4. Allow for a Phase-In Period: Include a phase-in period. Charities will need time to adapt fundraising practices, renegotiate third-party fundraising contracts if necessary, and gather the information to make proper disclosure of fundraising revenues and costs, as well as other associated information.
AFP, Imagine Canada and the Health Charities Coalition of Canada continue to work with the CRA on this issue.
You can find the group’s submission below, in the attachments section.
AFP and Imagine Canada Petition CRTC’s Telemarketing Rules
AFP and Imagine Canada filed a joint Petition to the Governor in Council (the federal Cabinet) on April 28, 2008, asking Cabinet to require the Canadian Radio-television and Telecommunications Commission (CRTC) to change its position on new telemarketing rules and the federal Do-Not-Call List and their application to charities.
None at this time.
The petition focuses on the CRTC decision relating to the new national Do-Not-Call List (DNCL) established under the Telecommunications Act. In that decision, the Commission ruled that “it is necessary to make rules requiring all telemarketers…, including those making unsolicited telecommunications that are exempt from the National DNCL Rules, to register with…the National DNCL operator… and to pay a fee.” The decision was handed down despite the fact that Parliament explicitly exempted registered charities from the DNCL.
The petition filed by AFP and Imagine Canada states that Canada’s charities object, as a matter of public policy, to the requirement that they must register and pay fees under the national DNCL regime, given the statutory exemption of telemarketing activities by charities.

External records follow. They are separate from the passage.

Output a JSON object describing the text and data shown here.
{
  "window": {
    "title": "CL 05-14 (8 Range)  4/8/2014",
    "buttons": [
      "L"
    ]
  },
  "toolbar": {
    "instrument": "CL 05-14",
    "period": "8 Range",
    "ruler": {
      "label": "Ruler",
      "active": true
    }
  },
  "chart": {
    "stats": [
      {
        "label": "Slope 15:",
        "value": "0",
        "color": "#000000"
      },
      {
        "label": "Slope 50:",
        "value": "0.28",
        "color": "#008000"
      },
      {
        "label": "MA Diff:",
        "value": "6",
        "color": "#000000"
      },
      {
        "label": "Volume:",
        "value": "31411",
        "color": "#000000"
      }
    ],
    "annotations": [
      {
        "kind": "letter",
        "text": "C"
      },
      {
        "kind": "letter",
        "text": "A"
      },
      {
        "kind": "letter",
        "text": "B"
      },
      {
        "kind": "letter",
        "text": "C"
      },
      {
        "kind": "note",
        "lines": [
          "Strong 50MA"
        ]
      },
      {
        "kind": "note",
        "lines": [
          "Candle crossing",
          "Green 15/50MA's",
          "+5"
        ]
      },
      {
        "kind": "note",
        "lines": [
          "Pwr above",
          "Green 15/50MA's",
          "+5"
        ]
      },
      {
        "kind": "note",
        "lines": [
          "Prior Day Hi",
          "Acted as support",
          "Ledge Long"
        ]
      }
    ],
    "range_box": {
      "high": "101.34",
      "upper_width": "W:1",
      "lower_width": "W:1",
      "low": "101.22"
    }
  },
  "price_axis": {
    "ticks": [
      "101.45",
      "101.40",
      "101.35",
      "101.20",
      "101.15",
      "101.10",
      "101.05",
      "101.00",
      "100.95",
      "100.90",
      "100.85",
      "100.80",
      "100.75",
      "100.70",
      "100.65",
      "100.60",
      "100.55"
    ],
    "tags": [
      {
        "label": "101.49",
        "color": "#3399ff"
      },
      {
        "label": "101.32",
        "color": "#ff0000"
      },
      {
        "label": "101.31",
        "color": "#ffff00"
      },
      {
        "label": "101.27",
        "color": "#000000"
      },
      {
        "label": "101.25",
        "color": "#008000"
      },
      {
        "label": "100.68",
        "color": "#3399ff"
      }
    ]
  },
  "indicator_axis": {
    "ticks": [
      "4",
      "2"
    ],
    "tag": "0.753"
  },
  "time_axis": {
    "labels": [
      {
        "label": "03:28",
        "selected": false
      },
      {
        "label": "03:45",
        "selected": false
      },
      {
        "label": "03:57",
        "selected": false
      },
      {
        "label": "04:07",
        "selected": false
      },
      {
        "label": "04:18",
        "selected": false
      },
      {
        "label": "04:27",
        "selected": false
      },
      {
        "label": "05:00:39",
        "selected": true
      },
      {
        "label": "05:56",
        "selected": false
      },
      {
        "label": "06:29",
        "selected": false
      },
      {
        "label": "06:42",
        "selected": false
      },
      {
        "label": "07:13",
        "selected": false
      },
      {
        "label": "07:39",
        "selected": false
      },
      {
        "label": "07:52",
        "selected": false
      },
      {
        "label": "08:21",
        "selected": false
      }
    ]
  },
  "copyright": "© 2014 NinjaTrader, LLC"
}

The impact of the CRTC Rule is that not only are charities required to establish and pay for their own organizational-level DNCL regimes, they must also register with and pay for the national regime, from which their activities are exempt.
Paying for the costs of a federal regulatory regime from which the activities of charities are exempt is not a charitable purpose, nor is it a reasonable operating expense for registered charities.

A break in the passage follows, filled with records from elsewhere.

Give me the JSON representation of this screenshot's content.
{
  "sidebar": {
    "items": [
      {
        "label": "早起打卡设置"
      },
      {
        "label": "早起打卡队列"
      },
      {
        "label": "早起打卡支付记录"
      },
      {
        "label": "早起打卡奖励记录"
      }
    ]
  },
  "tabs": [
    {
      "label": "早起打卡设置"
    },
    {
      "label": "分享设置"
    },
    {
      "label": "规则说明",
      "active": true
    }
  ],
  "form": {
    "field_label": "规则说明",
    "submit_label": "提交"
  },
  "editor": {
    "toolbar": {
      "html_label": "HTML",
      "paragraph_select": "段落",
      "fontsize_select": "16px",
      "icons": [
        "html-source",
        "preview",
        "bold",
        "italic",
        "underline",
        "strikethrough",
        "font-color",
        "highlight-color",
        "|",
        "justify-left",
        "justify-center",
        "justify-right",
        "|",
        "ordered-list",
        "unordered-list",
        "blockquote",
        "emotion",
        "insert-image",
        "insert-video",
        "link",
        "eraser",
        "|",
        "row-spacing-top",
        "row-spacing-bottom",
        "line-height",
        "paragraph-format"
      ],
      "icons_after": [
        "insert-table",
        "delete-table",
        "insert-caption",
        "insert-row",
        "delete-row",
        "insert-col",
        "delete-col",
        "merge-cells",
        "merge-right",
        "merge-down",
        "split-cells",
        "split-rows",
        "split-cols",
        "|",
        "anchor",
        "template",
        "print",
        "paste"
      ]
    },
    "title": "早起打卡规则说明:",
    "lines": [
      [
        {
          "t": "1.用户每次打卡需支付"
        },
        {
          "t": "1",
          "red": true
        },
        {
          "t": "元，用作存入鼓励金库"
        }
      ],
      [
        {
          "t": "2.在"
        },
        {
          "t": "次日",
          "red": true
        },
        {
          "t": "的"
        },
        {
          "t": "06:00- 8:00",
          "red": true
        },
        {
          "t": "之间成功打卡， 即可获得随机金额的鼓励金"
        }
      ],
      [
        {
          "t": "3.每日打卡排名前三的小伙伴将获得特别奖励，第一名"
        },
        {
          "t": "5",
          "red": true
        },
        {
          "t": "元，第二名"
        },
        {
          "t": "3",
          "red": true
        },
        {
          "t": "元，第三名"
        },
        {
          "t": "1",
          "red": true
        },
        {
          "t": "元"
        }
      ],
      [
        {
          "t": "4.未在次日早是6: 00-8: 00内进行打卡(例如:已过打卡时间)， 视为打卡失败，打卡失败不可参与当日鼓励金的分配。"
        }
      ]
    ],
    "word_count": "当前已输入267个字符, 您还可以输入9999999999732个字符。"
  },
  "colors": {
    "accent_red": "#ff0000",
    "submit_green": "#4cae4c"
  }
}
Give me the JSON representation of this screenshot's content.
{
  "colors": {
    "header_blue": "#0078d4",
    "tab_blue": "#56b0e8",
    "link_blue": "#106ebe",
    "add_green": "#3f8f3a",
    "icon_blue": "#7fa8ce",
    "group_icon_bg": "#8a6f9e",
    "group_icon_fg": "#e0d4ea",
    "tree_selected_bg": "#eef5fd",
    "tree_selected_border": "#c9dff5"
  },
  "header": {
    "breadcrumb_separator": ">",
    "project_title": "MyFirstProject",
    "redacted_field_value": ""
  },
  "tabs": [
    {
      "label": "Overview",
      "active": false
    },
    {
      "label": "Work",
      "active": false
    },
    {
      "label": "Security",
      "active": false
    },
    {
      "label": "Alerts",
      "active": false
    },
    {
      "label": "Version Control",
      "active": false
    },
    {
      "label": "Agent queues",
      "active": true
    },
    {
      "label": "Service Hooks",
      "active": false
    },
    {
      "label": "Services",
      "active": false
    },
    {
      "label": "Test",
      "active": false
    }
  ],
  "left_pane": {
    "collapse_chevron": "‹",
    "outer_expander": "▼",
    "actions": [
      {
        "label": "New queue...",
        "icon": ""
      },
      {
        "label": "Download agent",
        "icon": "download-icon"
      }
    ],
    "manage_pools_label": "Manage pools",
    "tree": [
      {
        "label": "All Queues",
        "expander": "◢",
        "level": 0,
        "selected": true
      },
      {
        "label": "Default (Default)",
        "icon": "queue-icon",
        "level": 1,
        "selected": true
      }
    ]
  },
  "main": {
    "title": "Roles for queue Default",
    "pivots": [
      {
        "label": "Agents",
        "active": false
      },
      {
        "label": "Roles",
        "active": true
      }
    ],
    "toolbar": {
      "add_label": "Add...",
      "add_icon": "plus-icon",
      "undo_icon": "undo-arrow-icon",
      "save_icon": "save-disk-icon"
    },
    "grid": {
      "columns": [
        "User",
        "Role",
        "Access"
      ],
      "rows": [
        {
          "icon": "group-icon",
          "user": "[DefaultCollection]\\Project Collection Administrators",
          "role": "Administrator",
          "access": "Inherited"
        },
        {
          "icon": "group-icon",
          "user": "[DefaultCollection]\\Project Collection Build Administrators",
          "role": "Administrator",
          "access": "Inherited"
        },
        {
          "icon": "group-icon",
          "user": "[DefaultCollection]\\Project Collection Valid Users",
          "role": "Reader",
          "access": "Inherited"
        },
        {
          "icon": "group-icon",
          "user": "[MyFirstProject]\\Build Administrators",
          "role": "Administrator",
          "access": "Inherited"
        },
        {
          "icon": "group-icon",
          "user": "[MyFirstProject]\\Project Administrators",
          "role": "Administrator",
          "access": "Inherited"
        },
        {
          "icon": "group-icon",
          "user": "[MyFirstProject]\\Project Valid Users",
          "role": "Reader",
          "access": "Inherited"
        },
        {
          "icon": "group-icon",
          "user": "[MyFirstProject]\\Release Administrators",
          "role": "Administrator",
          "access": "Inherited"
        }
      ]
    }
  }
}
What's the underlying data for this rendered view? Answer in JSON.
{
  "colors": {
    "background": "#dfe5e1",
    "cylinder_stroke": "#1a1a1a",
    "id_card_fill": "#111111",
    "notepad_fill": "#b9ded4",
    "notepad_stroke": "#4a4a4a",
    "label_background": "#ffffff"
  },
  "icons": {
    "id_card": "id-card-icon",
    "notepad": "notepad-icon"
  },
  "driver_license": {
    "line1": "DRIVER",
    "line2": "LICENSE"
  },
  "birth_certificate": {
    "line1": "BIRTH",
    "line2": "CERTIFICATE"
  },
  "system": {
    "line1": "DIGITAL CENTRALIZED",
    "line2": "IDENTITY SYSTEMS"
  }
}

Cabinet has up to 12 months from the time of the CRTC decision in January 2008 to render its decision.
In addition to Imagine Canada and AFP staff, the Petition was prepared with volunteer support from David Stevens, partner, Gowlings LLP, Andrew Roman, partner, Miller Thomson LLP, and Bob Wyatt, executive director, The Muttart Foundation.
That brief is available below, in the attachments section.

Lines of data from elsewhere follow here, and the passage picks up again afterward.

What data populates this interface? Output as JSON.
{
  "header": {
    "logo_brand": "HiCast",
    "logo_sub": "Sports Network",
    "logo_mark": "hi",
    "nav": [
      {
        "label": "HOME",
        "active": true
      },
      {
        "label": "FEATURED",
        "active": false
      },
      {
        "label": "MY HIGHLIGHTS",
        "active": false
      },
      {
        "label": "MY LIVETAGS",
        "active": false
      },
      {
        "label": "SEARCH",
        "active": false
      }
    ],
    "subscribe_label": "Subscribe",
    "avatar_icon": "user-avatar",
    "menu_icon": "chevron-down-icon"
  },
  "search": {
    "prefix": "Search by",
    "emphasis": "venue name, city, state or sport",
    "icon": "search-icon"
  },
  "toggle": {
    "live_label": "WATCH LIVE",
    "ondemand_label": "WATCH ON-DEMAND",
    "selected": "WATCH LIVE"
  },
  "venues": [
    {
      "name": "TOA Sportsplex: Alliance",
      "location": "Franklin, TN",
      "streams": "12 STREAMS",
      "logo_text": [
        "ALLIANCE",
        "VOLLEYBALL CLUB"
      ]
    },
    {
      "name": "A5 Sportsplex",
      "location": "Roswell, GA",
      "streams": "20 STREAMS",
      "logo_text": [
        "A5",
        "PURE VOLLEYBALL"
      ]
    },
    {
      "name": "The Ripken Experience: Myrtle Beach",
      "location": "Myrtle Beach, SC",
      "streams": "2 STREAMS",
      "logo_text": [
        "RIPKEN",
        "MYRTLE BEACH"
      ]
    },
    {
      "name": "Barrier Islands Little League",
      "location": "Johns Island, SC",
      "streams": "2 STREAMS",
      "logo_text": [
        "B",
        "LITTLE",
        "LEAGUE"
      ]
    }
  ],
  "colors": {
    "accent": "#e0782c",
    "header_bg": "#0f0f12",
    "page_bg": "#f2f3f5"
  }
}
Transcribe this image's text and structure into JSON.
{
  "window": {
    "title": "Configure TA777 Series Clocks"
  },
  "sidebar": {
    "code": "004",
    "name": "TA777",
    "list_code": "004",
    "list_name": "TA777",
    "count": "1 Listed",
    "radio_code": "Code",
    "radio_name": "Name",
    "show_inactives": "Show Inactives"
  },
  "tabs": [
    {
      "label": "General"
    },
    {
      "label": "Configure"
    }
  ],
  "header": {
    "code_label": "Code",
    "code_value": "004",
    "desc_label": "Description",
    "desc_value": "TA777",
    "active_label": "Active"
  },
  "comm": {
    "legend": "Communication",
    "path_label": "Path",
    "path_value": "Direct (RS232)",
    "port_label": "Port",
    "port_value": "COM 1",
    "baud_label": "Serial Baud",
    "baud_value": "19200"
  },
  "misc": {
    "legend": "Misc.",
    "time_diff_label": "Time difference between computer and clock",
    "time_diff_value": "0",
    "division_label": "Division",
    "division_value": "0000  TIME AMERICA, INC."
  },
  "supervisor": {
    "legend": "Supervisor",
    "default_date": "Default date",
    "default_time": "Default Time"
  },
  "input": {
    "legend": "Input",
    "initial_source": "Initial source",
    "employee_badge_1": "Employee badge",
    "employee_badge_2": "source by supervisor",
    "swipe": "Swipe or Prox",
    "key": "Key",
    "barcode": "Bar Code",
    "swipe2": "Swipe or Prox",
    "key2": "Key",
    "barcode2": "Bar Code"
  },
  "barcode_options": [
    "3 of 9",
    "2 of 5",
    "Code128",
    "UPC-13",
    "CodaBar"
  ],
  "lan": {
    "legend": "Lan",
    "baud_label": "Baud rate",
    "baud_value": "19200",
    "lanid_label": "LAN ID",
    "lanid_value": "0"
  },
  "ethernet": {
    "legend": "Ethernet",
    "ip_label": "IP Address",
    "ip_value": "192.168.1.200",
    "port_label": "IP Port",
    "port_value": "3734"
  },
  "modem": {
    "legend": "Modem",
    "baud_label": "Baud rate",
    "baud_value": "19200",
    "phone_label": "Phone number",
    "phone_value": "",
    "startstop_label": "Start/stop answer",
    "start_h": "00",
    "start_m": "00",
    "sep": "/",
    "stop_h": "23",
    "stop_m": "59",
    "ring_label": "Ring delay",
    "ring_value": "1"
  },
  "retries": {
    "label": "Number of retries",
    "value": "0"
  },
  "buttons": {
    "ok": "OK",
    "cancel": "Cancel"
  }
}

Fundraising Coalition Comments — PDF Format, 175031KB
AFP Pre-Budget Consultations Brief — PDF Format, 225248KB
AFP Comments Regarding the CRA’s Proposed Fundraising Guidelines — PDF Format, 234349KB
Comments to the IRS on Form 990 — PDF Format, 154580KB
Related AFP ResourcesGiving Gets Its Groove Back—But Grooves a Little Differently
Joining the Force of 80 Million Strong – The Millennials
Deciding What Goes Into Your Donor Newsletter
Acknowledgement: Making Donors Proud of Their Gifts
Canadian Charities Can Now Complete Annual Returns Online